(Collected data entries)
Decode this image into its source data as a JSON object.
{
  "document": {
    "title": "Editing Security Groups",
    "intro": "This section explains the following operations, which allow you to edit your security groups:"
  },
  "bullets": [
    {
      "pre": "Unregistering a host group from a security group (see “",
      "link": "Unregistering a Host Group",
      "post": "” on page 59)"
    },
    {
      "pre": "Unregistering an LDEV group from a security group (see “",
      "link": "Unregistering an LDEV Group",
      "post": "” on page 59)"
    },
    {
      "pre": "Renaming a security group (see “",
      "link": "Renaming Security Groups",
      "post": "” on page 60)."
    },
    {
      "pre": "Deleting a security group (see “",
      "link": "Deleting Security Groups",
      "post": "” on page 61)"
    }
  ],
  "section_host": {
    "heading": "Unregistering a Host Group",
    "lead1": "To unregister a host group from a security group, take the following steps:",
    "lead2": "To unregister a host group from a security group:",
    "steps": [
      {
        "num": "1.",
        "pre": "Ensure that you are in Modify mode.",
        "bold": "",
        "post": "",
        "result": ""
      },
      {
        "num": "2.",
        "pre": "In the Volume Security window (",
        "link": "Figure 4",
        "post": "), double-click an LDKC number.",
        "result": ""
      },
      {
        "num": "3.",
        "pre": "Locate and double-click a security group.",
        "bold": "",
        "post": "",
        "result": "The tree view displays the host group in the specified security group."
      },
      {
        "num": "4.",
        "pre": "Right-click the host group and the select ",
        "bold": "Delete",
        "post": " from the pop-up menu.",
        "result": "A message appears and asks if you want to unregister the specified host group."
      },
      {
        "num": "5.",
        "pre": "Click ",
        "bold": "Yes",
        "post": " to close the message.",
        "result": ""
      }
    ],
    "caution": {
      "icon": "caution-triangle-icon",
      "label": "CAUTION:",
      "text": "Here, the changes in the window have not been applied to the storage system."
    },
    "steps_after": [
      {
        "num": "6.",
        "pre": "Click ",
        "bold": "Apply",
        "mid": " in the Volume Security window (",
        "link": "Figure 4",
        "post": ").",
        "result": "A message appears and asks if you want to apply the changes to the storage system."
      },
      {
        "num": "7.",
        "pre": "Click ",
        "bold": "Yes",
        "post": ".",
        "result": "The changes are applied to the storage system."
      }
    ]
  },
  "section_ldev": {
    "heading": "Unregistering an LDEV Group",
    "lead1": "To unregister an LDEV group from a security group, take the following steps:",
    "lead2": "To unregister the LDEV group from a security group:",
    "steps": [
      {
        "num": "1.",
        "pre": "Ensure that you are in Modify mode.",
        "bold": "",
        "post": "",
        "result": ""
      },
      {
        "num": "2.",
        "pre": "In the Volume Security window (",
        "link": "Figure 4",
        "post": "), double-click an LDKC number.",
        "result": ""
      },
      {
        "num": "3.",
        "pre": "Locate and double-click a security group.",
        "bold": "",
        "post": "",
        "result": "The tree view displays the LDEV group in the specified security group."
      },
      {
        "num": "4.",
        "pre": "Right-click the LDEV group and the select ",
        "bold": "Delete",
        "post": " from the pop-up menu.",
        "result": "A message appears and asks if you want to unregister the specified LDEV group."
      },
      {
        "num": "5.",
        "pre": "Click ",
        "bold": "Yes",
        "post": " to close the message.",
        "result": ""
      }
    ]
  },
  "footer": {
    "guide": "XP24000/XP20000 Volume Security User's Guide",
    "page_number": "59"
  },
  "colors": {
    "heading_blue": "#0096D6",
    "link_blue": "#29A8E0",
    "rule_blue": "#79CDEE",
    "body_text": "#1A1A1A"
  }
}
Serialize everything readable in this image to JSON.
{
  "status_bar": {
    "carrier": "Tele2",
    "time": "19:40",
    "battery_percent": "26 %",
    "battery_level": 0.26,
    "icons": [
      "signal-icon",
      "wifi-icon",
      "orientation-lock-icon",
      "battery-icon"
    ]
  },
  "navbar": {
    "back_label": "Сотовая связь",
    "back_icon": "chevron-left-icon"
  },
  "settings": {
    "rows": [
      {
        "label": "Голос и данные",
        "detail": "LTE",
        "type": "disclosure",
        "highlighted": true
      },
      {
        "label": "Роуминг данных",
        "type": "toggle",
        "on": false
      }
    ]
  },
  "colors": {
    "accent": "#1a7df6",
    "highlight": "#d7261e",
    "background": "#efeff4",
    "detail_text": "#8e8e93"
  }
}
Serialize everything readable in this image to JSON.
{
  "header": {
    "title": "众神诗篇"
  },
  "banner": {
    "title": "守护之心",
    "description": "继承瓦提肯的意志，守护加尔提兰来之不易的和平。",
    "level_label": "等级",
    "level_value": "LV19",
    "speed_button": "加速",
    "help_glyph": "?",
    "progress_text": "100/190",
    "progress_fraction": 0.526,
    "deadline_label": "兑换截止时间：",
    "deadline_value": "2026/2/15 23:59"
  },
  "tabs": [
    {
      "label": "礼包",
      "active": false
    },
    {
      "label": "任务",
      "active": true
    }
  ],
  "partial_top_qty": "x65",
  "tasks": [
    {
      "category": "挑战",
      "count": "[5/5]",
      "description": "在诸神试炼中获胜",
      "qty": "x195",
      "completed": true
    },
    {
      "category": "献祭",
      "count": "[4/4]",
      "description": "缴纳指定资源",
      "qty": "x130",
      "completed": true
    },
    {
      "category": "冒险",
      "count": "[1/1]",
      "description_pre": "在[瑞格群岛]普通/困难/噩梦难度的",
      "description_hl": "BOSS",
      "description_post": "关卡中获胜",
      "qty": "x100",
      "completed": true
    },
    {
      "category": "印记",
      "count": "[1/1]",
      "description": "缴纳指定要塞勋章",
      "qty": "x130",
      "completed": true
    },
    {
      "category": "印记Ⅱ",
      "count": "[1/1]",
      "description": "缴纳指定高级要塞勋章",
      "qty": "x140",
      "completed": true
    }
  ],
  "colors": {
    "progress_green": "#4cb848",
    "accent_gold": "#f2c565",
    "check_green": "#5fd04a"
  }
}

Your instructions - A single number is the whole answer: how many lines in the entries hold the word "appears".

Solution - 3